▶ _What is needed_: What you return should match every record exactly, with the images removed.

———

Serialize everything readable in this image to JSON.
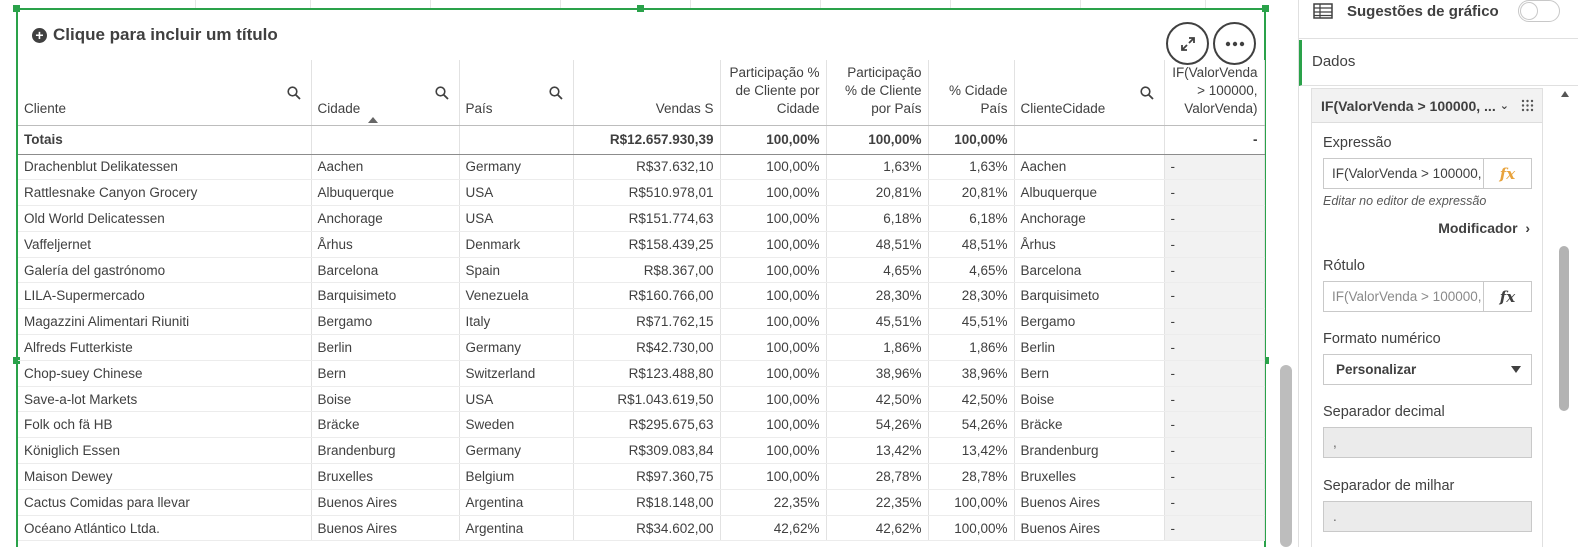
{
  "sheet": {
    "title_placeholder": "Clique para incluir um título"
  },
  "table": {
    "headers": [
      {
        "label": "Cliente",
        "searchable": true
      },
      {
        "label": "Cidade",
        "searchable": true,
        "sorted": "asc"
      },
      {
        "label": "País",
        "searchable": true
      },
      {
        "label": "Vendas S"
      },
      {
        "label": "Participação % de Cliente por Cidade"
      },
      {
        "label": "Participação % de Cliente por País"
      },
      {
        "label": "% Cidade País"
      },
      {
        "label": "ClienteCidade",
        "searchable": true
      },
      {
        "label": "IF(ValorVenda > 100000, ValorVenda)"
      }
    ],
    "totals": [
      "Totais",
      "",
      "",
      "R$12.657.930,39",
      "100,00%",
      "100,00%",
      "100,00%",
      "",
      "-"
    ],
    "rows": [
      [
        "Drachenblut Delikatessen",
        "Aachen",
        "Germany",
        "R$37.632,10",
        "100,00%",
        "1,63%",
        "1,63%",
        "Aachen",
        "-"
      ],
      [
        "Rattlesnake Canyon Grocery",
        "Albuquerque",
        "USA",
        "R$510.978,01",
        "100,00%",
        "20,81%",
        "20,81%",
        "Albuquerque",
        "-"
      ],
      [
        "Old World Delicatessen",
        "Anchorage",
        "USA",
        "R$151.774,63",
        "100,00%",
        "6,18%",
        "6,18%",
        "Anchorage",
        "-"
      ],
      [
        "Vaffeljernet",
        "Århus",
        "Denmark",
        "R$158.439,25",
        "100,00%",
        "48,51%",
        "48,51%",
        "Århus",
        "-"
      ],
      [
        "Galería del gastrónomo",
        "Barcelona",
        "Spain",
        "R$8.367,00",
        "100,00%",
        "4,65%",
        "4,65%",
        "Barcelona",
        "-"
      ],
      [
        "LILA-Supermercado",
        "Barquisimeto",
        "Venezuela",
        "R$160.766,00",
        "100,00%",
        "28,30%",
        "28,30%",
        "Barquisimeto",
        "-"
      ],
      [
        "Magazzini Alimentari Riuniti",
        "Bergamo",
        "Italy",
        "R$71.762,15",
        "100,00%",
        "45,51%",
        "45,51%",
        "Bergamo",
        "-"
      ],
      [
        "Alfreds Futterkiste",
        "Berlin",
        "Germany",
        "R$42.730,00",
        "100,00%",
        "1,86%",
        "1,86%",
        "Berlin",
        "-"
      ],
      [
        "Chop-suey Chinese",
        "Bern",
        "Switzerland",
        "R$123.488,80",
        "100,00%",
        "38,96%",
        "38,96%",
        "Bern",
        "-"
      ],
      [
        "Save-a-lot Markets",
        "Boise",
        "USA",
        "R$1.043.619,50",
        "100,00%",
        "42,50%",
        "42,50%",
        "Boise",
        "-"
      ],
      [
        "Folk och fä HB",
        "Bräcke",
        "Sweden",
        "R$295.675,63",
        "100,00%",
        "54,26%",
        "54,26%",
        "Bräcke",
        "-"
      ],
      [
        "Königlich Essen",
        "Brandenburg",
        "Germany",
        "R$309.083,84",
        "100,00%",
        "13,42%",
        "13,42%",
        "Brandenburg",
        "-"
      ],
      [
        "Maison Dewey",
        "Bruxelles",
        "Belgium",
        "R$97.360,75",
        "100,00%",
        "28,78%",
        "28,78%",
        "Bruxelles",
        "-"
      ],
      [
        "Cactus Comidas para llevar",
        "Buenos Aires",
        "Argentina",
        "R$18.148,00",
        "22,35%",
        "22,35%",
        "100,00%",
        "Buenos Aires",
        "-"
      ],
      [
        "Océano Atlántico Ltda.",
        "Buenos Aires",
        "Argentina",
        "R$34.602,00",
        "42,62%",
        "42,62%",
        "100,00%",
        "Buenos Aires",
        "-"
      ]
    ]
  },
  "panel": {
    "suggestions_label": "Sugestões de gráfico",
    "dados_label": "Dados",
    "measure_title": "IF(ValorVenda > 100000, ...",
    "expression_label": "Expressão",
    "expression_value": "IF(ValorVenda > 100000,",
    "expression_editor_hint": "Editar no editor de expressão",
    "modifier_label": "Modificador",
    "label_label": "Rótulo",
    "label_placeholder": "IF(ValorVenda > 100000,",
    "number_format_label": "Formato numérico",
    "number_format_value": "Personalizar",
    "decimal_sep_label": "Separador decimal",
    "decimal_sep_value": ",",
    "thousand_sep_label": "Separador de milhar",
    "thousand_sep_value": ".",
    "fx_symbol": "fx"
  },
  "colors": {
    "selection_green": "#2aa24a",
    "fx_orange": "#e8a33d"
  }
}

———

▶ _Exercise response_:
Serialize everything readable in this image to JSON.
{
  "sheet": {
    "title_placeholder": "Clique para incluir um título"
  },
  "table": {
    "headers": [
      {
        "label": "Cliente",
        "searchable": true
      },
      {
        "label": "Cidade",
        "searchable": true,
        "sorted": "asc"
      },
      {
        "label": "País",
        "searchable": true
      },
      {
        "label": "Vendas S"
      },
      {
        "label": "Participação % de Cliente por Cidade"
      },
      {
        "label": "Participação % de Cliente por País"
      },
      {
        "label": "% Cidade País"
      },
      {
        "label": "ClienteCidade",
        "searchable": true
      },
      {
        "label": "IF(ValorVenda > 100000, ValorVenda)"
      }
    ],
    "totals": [
      "Totais",
      "",
      "",
      "R$12.657.930,39",
      "100,00%",
      "100,00%",
      "100,00%",
      "",
      "-"
    ],
    "rows": [
      [
        "Drachenblut Delikatessen",
        "Aachen",
        "Germany",
        "R$37.632,10",
        "100,00%",
        "1,63%",
        "1,63%",
        "Aachen",
        "-"
      ],
      [
        "Rattlesnake Canyon Grocery",
        "Albuquerque",
        "USA",
        "R$510.978,01",
        "100,00%",
        "20,81%",
        "20,81%",
        "Albuquerque",
        "-"
      ],
      [
        "Old World Delicatessen",
        "Anchorage",
        "USA",
        "R$151.774,63",
        "100,00%",
        "6,18%",
        "6,18%",
        "Anchorage",
        "-"
      ],
      [
        "Vaffeljernet",
        "Århus",
        "Denmark",
        "R$158.439,25",
        "100,00%",
        "48,51%",
        "48,51%",
        "Århus",
        "-"
      ],
      [
        "Galería del gastrónomo",
        "Barcelona",
        "Spain",
        "R$8.367,00",
        "100,00%",
        "4,65%",
        "4,65%",
        "Barcelona",
        "-"
      ],
      [
        "LILA-Supermercado",
        "Barquisimeto",
        "Venezuela",
        "R$160.766,00",
        "100,00%",
        "28,30%",
        "28,30%",
        "Barquisimeto",
        "-"
      ],
      [
        "Magazzini Alimentari Riuniti",
        "Bergamo",
        "Italy",
        "R$71.762,15",
        "100,00%",
        "45,51%",
        "45,51%",
        "Bergamo",
        "-"
      ],
      [
        "Alfreds Futterkiste",
        "Berlin",
        "Germany",
        "R$42.730,00",
        "100,00%",
        "1,86%",
        "1,86%",
        "Berlin",
        "-"
      ],
      [
        "Chop-suey Chinese",
        "Bern",
        "Switzerland",
        "R$123.488,80",
        "100,00%",
        "38,96%",
        "38,96%",
        "Bern",
        "-"
      ],
      [
        "Save-a-lot Markets",
        "Boise",
        "USA",
        "R$1.043.619,50",
        "100,00%",
        "42,50%",
        "42,50%",
        "Boise",
        "-"
      ],
      [
        "Folk och fä HB",
        "Bräcke",
        "Sweden",
        "R$295.675,63",
        "100,00%",
        "54,26%",
        "54,26%",
        "Bräcke",
        "-"
      ],
      [
        "Königlich Essen",
        "Brandenburg",
        "Germany",
        "R$309.083,84",
        "100,00%",
        "13,42%",
        "13,42%",
        "Brandenburg",
        "-"
      ],
      [
        "Maison Dewey",
        "Bruxelles",
        "Belgium",
        "R$97.360,75",
        "100,00%",
        "28,78%",
        "28,78%",
        "Bruxelles",
        "-"
      ],
      [
        "Cactus Comidas para llevar",
        "Buenos Aires",
        "Argentina",
        "R$18.148,00",
        "22,35%",
        "22,35%",
        "100,00%",
        "Buenos Aires",
        "-"
      ],
      [
        "Océano Atlántico Ltda.",
        "Buenos Aires",
        "Argentina",
        "R$34.602,00",
        "42,62%",
        "42,62%",
        "100,00%",
        "Buenos Aires",
        "-"
      ]
    ]
  },
  "panel": {
    "suggestions_label": "Sugestões de gráfico",
    "dados_label": "Dados",
    "measure_title": "IF(ValorVenda > 100000, ...",
    "expression_label": "Expressão",
    "expression_value": "IF(ValorVenda > 100000,",
    "expression_editor_hint": "Editar no editor de expressão",
    "modifier_label": "Modificador",
    "label_label": "Rótulo",
    "label_placeholder": "IF(ValorVenda > 100000,",
    "number_format_label": "Formato numérico",
    "number_format_value": "Personalizar",
    "decimal_sep_label": "Separador decimal",
    "decimal_sep_value": ",",
    "thousand_sep_label": "Separador de milhar",
    "thousand_sep_value": ".",
    "fx_symbol": "fx"
  },
  "colors": {
    "selection_green": "#2aa24a",
    "fx_orange": "#e8a33d"
  }
}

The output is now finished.